A slip clutch is a mechanical device used in PTO machines to protect components from damage caused by excessive torque or overload. The slip clutch mechanism absorbs sudden shocks or jams without causing damage to the tractor or attachment by allowing controlled slippage between two rotating elements.
There are several reasons why you may need to adjust your clutch, so below is a helpful guide!
When delivered from the factory, friction clutches are normally set to their rated torque settings. This is achieved by tensioning the clutch springs to their maximum recommended compression. Compressing the springs further will cause damage to the clutch.
EXAMPLE: 7mm diameter springs. Max compressed spring length = 28.5mm 2-plate clutch = 1200 Nm, 4-plate clutch = 1700 Nm. (New series)
EXAMPLE: 6mm diameter springs. Max compressed spring length = 28.5mm 2-plate clutch = 720 Nm, 4-plate clutch = 1300 Nm (Old series)
NOTICE: A compressed spring length greater than 28.5mm is safe while a spring compressed to a length less than 28.5mm is not safe.
In many cases, the clutch will need to be set to suit the specific application being used for. This can be done by following the procedure below.
Slip Clutches Need to be Set if One of the Following Occurs:
- The clutch is new (As clutch application will differ from model/size of machine that it is installed on as well as the job site/soil/cutting debris varies from site to site)
- The clutch has been repaired (including replacing the friction linings).
- The clutch is slipping in work (clutch getting hot, burning out friction linings, machine slowing down in work (i.e.) not cutting/tilling.
- The clutch has been not freed up after a period of storage (see “how to free up the clutch” below).
How to Set the Clutch:
The setting on the clutch is dependent on many variables – the work, the size of the tractor, as well as the size and type of material it is being used on. It is best to set up each clutch individually if possible. The aim is to start with a loose clutch and tighten it up to the exact point where it stops slipping in normal work/use. If set in this way the clutch will slip if any load exceeds this point, protecting both machine and tractor. It is best to set up the clutch with the machine on the tractor and in conditions that approximate the normal workload that the machine does.
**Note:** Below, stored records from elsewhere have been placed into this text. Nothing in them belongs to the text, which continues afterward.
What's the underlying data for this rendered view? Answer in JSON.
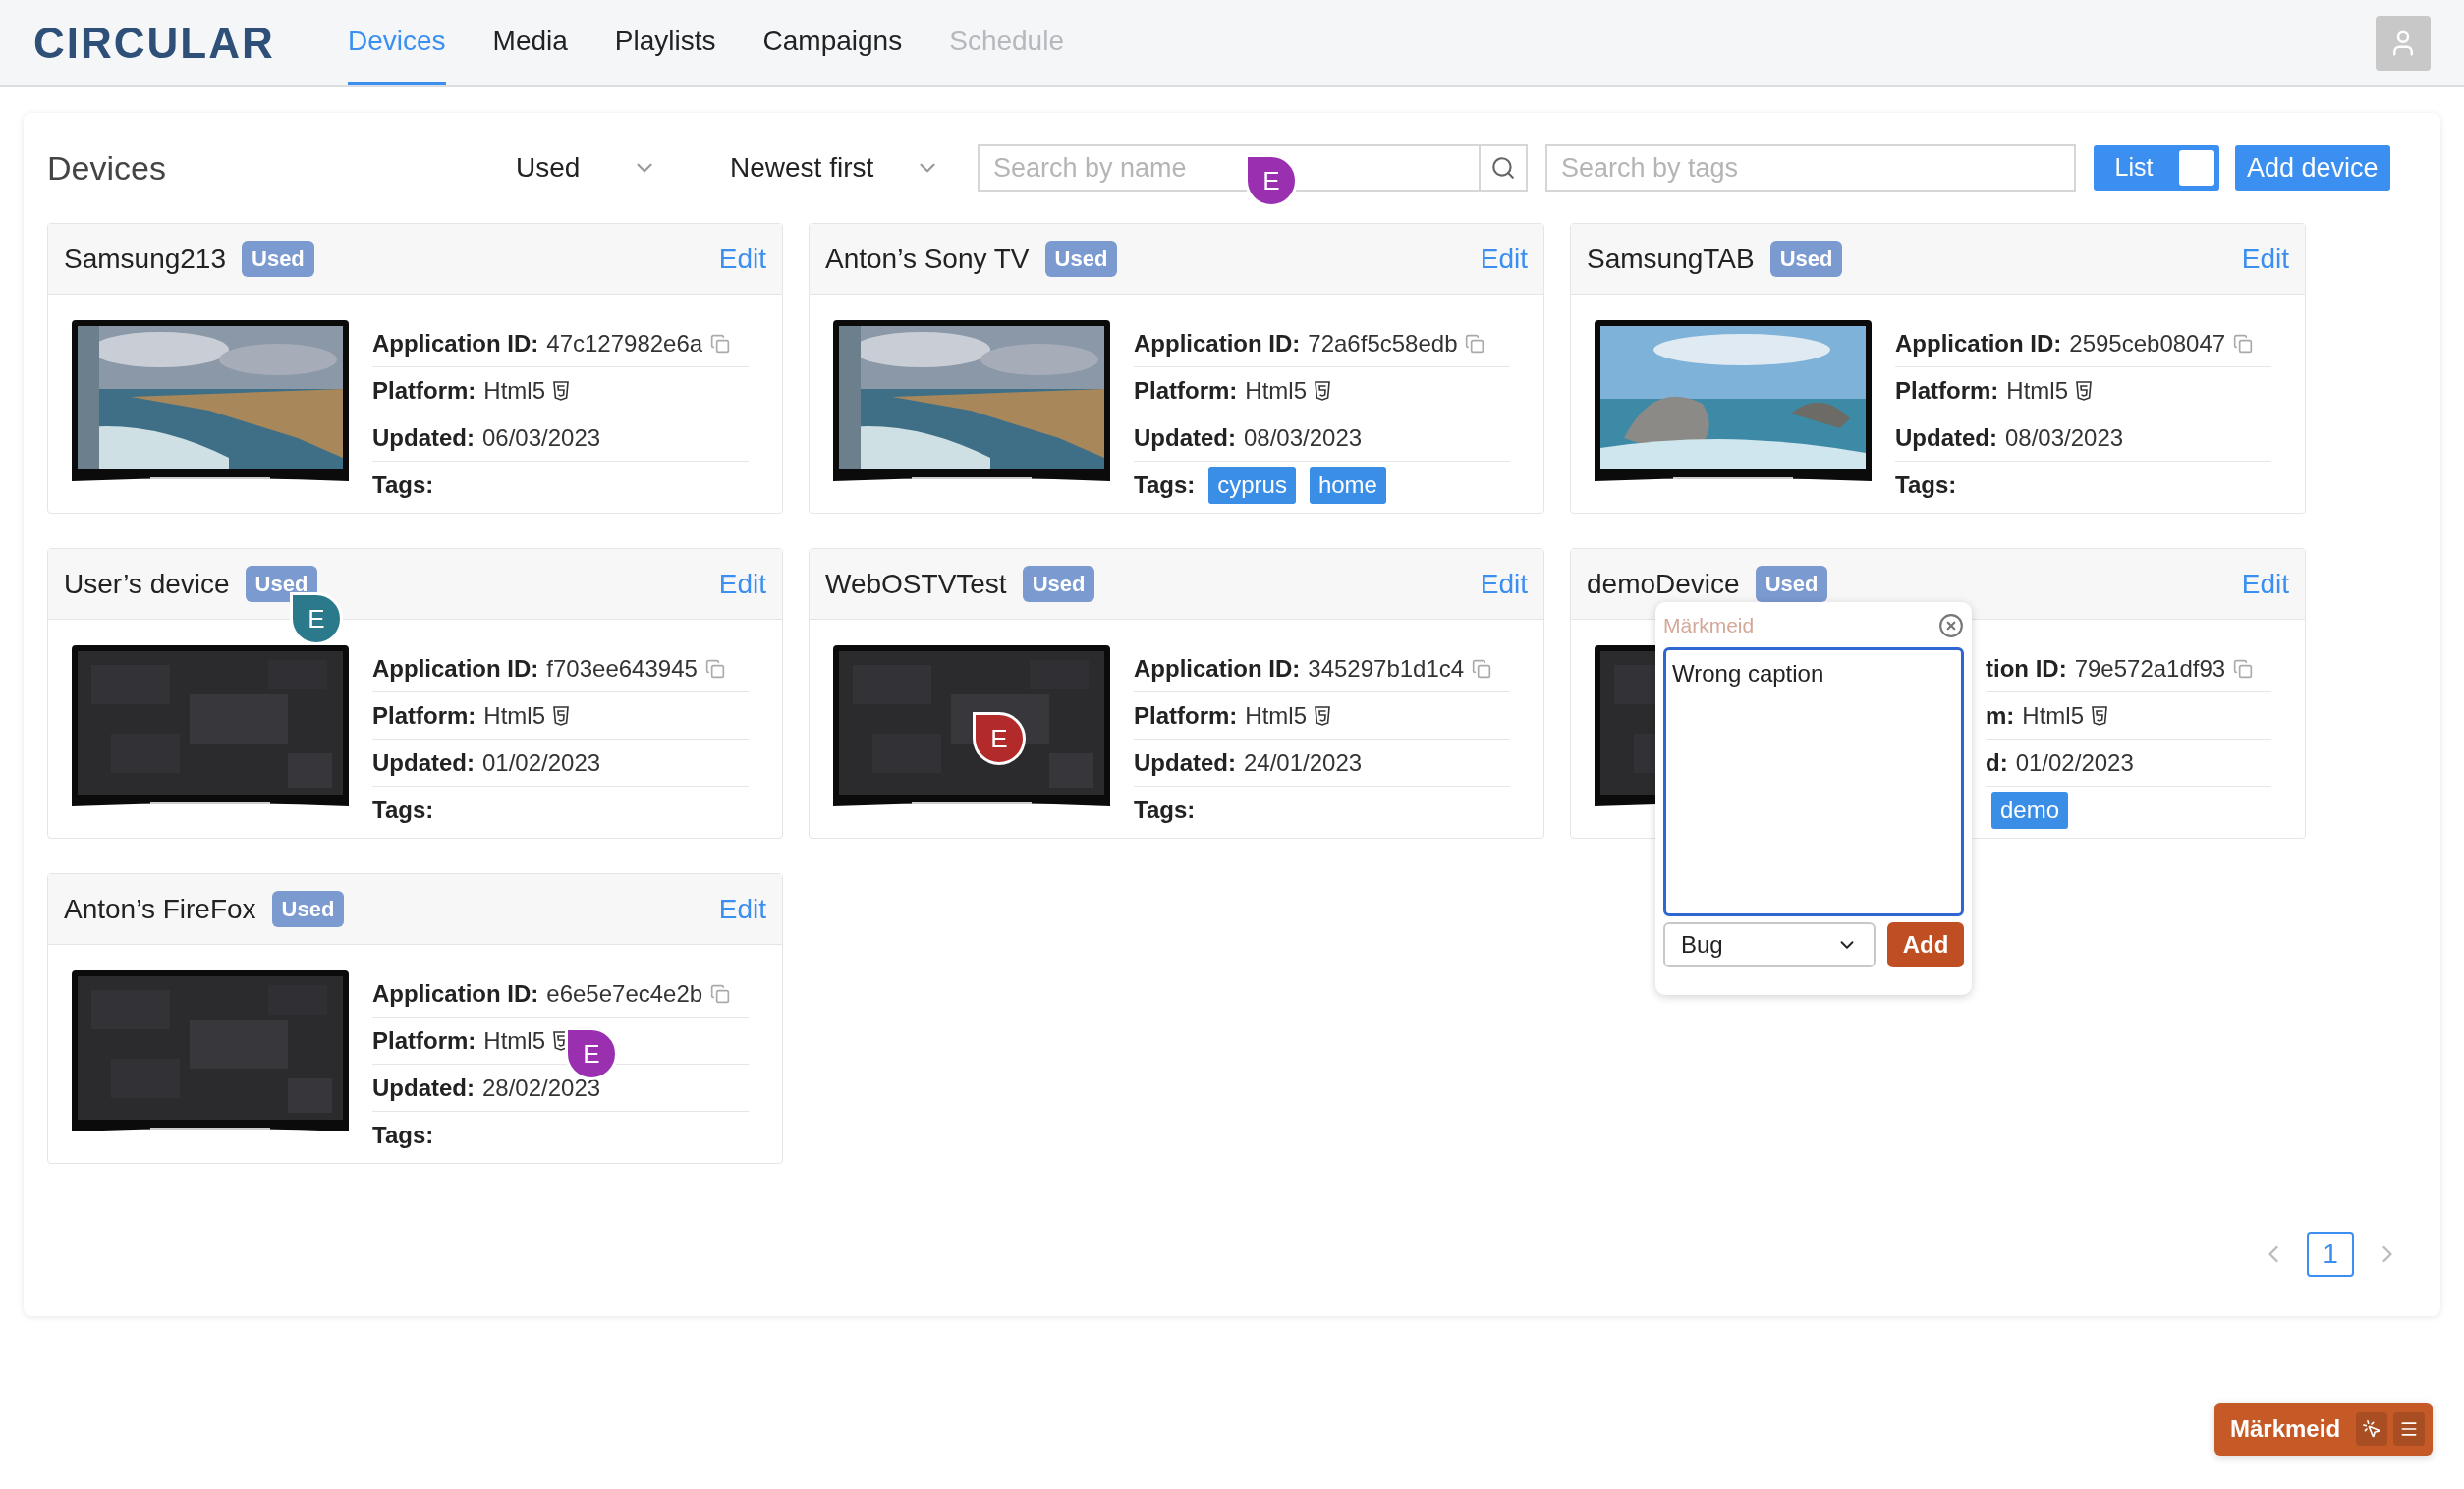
{
  "header": {
    "logo": "CIRCULAR",
    "tabs": [
      {
        "label": "Devices",
        "selected": true,
        "disabled": false
      },
      {
        "label": "Media",
        "selected": false,
        "disabled": false
      },
      {
        "label": "Playlists",
        "selected": false,
        "disabled": false
      },
      {
        "label": "Campaigns",
        "selected": false,
        "disabled": false
      },
      {
        "label": "Schedule",
        "selected": false,
        "disabled": true
      }
    ]
  },
  "toolbar": {
    "title": "Devices",
    "filter": "Used",
    "sort": "Newest first",
    "search_name": {
      "placeholder": "Search by name",
      "marker": {
        "label": "E",
        "color": "#9a2fb0"
      }
    },
    "search_tags": {
      "placeholder": "Search by tags"
    },
    "view_toggle": {
      "label": "List",
      "on": true
    },
    "add_button": "Add device"
  },
  "devices": [
    {
      "name": "Samsung213",
      "status": "Used",
      "edit": "Edit",
      "rows": [
        {
          "kind": "id",
          "label": "Application ID:",
          "value": "47c127982e6a"
        },
        {
          "kind": "platform",
          "label": "Platform:",
          "value": "Html5"
        },
        {
          "kind": "date",
          "label": "Updated:",
          "value": "06/03/2023"
        },
        {
          "kind": "tags",
          "label": "Tags:",
          "tags": []
        }
      ]
    },
    {
      "name": "Anton’s Sony TV",
      "status": "Used",
      "edit": "Edit",
      "rows": [
        {
          "kind": "id",
          "label": "Application ID:",
          "value": "72a6f5c58edb"
        },
        {
          "kind": "platform",
          "label": "Platform:",
          "value": "Html5"
        },
        {
          "kind": "date",
          "label": "Updated:",
          "value": "08/03/2023"
        },
        {
          "kind": "tags",
          "label": "Tags:",
          "tags": [
            "cyprus",
            "home"
          ]
        }
      ]
    },
    {
      "name": "SamsungTAB",
      "status": "Used",
      "edit": "Edit",
      "rows": [
        {
          "kind": "id",
          "label": "Application ID:",
          "value": "2595ceb08047"
        },
        {
          "kind": "platform",
          "label": "Platform:",
          "value": "Html5"
        },
        {
          "kind": "date",
          "label": "Updated:",
          "value": "08/03/2023"
        },
        {
          "kind": "tags",
          "label": "Tags:",
          "tags": []
        }
      ]
    },
    {
      "name": "User’s device",
      "status": "Used",
      "edit": "Edit",
      "marker": {
        "label": "E",
        "color": "#2b7a8c"
      },
      "rows": [
        {
          "kind": "id",
          "label": "Application ID:",
          "value": "f703ee643945"
        },
        {
          "kind": "platform",
          "label": "Platform:",
          "value": "Html5"
        },
        {
          "kind": "date",
          "label": "Updated:",
          "value": "01/02/2023"
        },
        {
          "kind": "tags",
          "label": "Tags:",
          "tags": []
        }
      ]
    },
    {
      "name": "WebOSTVTest",
      "status": "Used",
      "edit": "Edit",
      "marker": {
        "label": "E",
        "color": "#b32a2a"
      },
      "rows": [
        {
          "kind": "id",
          "label": "Application ID:",
          "value": "345297b1d1c4"
        },
        {
          "kind": "platform",
          "label": "Platform:",
          "value": "Html5"
        },
        {
          "kind": "date",
          "label": "Updated:",
          "value": "24/01/2023"
        },
        {
          "kind": "tags",
          "label": "Tags:",
          "tags": []
        }
      ]
    },
    {
      "name": "demoDevice",
      "status": "Used",
      "edit": "Edit",
      "rows": [
        {
          "kind": "id",
          "label": "tion ID:",
          "value": "79e572a1df93"
        },
        {
          "kind": "platform",
          "label": "m:",
          "value": "Html5"
        },
        {
          "kind": "date",
          "label": "d:",
          "value": "01/02/2023"
        },
        {
          "kind": "tags",
          "tags": [
            "demo"
          ]
        }
      ]
    },
    {
      "name": "Anton’s FireFox",
      "status": "Used",
      "edit": "Edit",
      "marker": {
        "label": "E",
        "color": "#9a2fb0"
      },
      "rows": [
        {
          "kind": "id",
          "label": "Application ID:",
          "value": "e6e5e7ec4e2b"
        },
        {
          "kind": "platform",
          "label": "Platform:",
          "value": "Html5"
        },
        {
          "kind": "date",
          "label": "Updated:",
          "value": "28/02/2023"
        },
        {
          "kind": "tags",
          "label": "Tags:",
          "tags": []
        }
      ]
    }
  ],
  "note_popup": {
    "title": "Märkmeid",
    "text": "Wrong caption",
    "category": "Bug",
    "add_button": "Add"
  },
  "pagination": {
    "pages": [
      {
        "label": "1",
        "selected": true
      }
    ]
  },
  "widget": {
    "label": "Märkmeid"
  }
}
The bolts that go through the springs and hold tension on the clutch determine the point at which the clutch slips. These must all be set evenly, either by measuring the spring length or counting the number of turns the nut has been tightened. The clutch must be quite loose initially to ensure it will slip. Slipping should be identified by marking the edge of the clutch and across the outer edge of the linings. (The clutch will always be quite warm during work as the gearbox gets warmed up). Run the machine for a short distance (i.e.) 60 feet under work load and check to see if the clutch slips. Then tighten each tension bolt up 1-turn (more if the clutch was very loose) tighten evenly around the clutch and then run the machine a short distance again. Keep repeating this procedure until the clutch is no longer slipping – it should only take few stops to complete this process.
As you get to the point at which the clutch it is not slipping, tighten the tension bolts a half turn instead of a full turn. Continue to work the machine checking the clutch regularly: you will soon get an idea of how the clutch is performing. You may want to adjust it for varying conditions. If the clutch is too loose it will slip, wearing out the friction discs, get hot and possibly damage the clutch pressure surfaces as well. If the clutch is too tight it will fail to protect the tractor and machine if the machine hits an obstruction (tractor stalls, breakage occurs).
How to Free up The Clutch After a Period of Storage:
As outlined in the instructions on the machine, the slip clutch can seize if left for long periods without use or if stored out in the elements, as water can cause clutch linings to rust and seize as well. The best way to free up a slip clutch is to loosen all the bolts that hold the spring tension on the friction plates (loosen so they are quite loose), then run the machine under heavy work load until the clutch slips. The clutch only needs to be slipped for 30 seconds to a minute to clean up the surfaces. Alternatively, dismantle the clutch and clean it (once cleaned/slippage has begun) then re-assemble and adjust the tension on springs as outlined in the How to Set the Clutch section above.
If you need additional help, our territory managers and dealers are always available to answer any questions you may have!